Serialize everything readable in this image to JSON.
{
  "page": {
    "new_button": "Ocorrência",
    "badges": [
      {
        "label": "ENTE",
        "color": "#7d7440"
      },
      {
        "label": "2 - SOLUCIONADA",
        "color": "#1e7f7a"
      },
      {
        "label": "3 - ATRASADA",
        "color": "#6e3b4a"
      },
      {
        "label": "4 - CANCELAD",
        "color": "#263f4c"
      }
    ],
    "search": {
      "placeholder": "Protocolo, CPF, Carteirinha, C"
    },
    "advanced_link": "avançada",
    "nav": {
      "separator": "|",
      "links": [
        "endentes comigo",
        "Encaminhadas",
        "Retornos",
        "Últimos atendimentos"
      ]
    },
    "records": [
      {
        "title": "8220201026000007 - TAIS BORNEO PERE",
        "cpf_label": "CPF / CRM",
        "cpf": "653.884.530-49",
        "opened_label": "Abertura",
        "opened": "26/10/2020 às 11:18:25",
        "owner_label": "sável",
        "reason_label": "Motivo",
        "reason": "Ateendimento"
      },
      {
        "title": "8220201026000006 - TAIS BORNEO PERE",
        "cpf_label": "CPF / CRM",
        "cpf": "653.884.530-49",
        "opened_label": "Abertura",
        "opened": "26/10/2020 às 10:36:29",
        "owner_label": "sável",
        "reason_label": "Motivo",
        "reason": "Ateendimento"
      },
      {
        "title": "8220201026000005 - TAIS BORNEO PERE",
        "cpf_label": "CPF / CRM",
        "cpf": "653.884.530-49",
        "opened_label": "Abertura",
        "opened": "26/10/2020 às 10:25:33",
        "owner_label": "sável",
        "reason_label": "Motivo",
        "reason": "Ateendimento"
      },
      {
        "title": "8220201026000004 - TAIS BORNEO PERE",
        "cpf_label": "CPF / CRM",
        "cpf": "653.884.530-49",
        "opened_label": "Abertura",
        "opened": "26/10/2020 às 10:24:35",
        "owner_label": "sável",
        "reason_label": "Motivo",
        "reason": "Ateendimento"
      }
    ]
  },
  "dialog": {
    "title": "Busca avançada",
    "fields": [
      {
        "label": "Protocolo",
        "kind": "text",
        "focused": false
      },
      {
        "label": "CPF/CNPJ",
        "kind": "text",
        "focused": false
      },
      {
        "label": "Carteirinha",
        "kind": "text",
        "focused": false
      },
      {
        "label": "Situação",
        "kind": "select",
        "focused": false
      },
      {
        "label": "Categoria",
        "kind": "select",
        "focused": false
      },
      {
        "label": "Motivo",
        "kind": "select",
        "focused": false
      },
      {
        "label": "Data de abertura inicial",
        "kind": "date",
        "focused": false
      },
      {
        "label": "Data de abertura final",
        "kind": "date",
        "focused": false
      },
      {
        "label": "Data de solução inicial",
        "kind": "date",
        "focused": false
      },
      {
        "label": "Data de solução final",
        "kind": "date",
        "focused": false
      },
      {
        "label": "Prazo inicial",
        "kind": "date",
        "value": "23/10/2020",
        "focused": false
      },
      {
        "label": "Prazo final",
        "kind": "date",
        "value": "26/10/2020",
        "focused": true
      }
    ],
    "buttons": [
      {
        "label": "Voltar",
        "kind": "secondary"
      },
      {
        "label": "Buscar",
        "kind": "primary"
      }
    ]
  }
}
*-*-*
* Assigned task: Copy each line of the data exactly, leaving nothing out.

* Written solution:
Serialize everything readable in this image to JSON.
{
  "page": {
    "new_button": "Ocorrência",
    "badges": [
      {
        "label": "ENTE",
        "color": "#7d7440"
      },
      {
        "label": "2 - SOLUCIONADA",
        "color": "#1e7f7a"
      },
      {
        "label": "3 - ATRASADA",
        "color": "#6e3b4a"
      },
      {
        "label": "4 - CANCELAD",
        "color": "#263f4c"
      }
    ],
    "search": {
      "placeholder": "Protocolo, CPF, Carteirinha, C"
    },
    "advanced_link": "avançada",
    "nav": {
      "separator": "|",
      "links": [
        "endentes comigo",
        "Encaminhadas",
        "Retornos",
        "Últimos atendimentos"
      ]
    },
    "records": [
      {
        "title": "8220201026000007 - TAIS BORNEO PERE",
        "cpf_label": "CPF / CRM",
        "cpf": "653.884.530-49",
        "opened_label": "Abertura",
        "opened": "26/10/2020 às 11:18:25",
        "owner_label": "sável",
        "reason_label": "Motivo",
        "reason": "Ateendimento"
      },
      {
        "title": "8220201026000006 - TAIS BORNEO PERE",
        "cpf_label": "CPF / CRM",
        "cpf": "653.884.530-49",
        "opened_label": "Abertura",
        "opened": "26/10/2020 às 10:36:29",
        "owner_label": "sável",
        "reason_label": "Motivo",
        "reason": "Ateendimento"
      },
      {
        "title": "8220201026000005 - TAIS BORNEO PERE",
        "cpf_label": "CPF / CRM",
        "cpf": "653.884.530-49",
        "opened_label": "Abertura",
        "opened": "26/10/2020 às 10:25:33",
        "owner_label": "sável",
        "reason_label": "Motivo",
        "reason": "Ateendimento"
      },
      {
        "title": "8220201026000004 - TAIS BORNEO PERE",
        "cpf_label": "CPF / CRM",
        "cpf": "653.884.530-49",
        "opened_label": "Abertura",
        "opened": "26/10/2020 às 10:24:35",
        "owner_label": "sável",
        "reason_label": "Motivo",
        "reason": "Ateendimento"
      }
    ]
  },
  "dialog": {
    "title": "Busca avançada",
    "fields": [
      {
        "label": "Protocolo",
        "kind": "text",
        "focused": false
      },
      {
        "label": "CPF/CNPJ",
        "kind": "text",
        "focused": false
      },
      {
        "label": "Carteirinha",
        "kind": "text",
        "focused": false
      },
      {
        "label": "Situação",
        "kind": "select",
        "focused": false
      },
      {
        "label": "Categoria",
        "kind": "select",
        "focused": false
      },
      {
        "label": "Motivo",
        "kind": "select",
        "focused": false
      },
      {
        "label": "Data de abertura inicial",
        "kind": "date",
        "focused": false
      },
      {
        "label": "Data de abertura final",
        "kind": "date",
        "focused": false
      },
      {
        "label": "Data de solução inicial",
        "kind": "date",
        "focused": false
      },
      {
        "label": "Data de solução final",
        "kind": "date",
        "focused": false
      },
      {
        "label": "Prazo inicial",
        "kind": "date",
        "value": "23/10/2020",
        "focused": false
      },
      {
        "label": "Prazo final",
        "kind": "date",
        "value": "26/10/2020",
        "focused": true
      }
    ],
    "buttons": [
      {
        "label": "Voltar",
        "kind": "secondary"
      },
      {
        "label": "Buscar",
        "kind": "primary"
      }
    ]
  }
}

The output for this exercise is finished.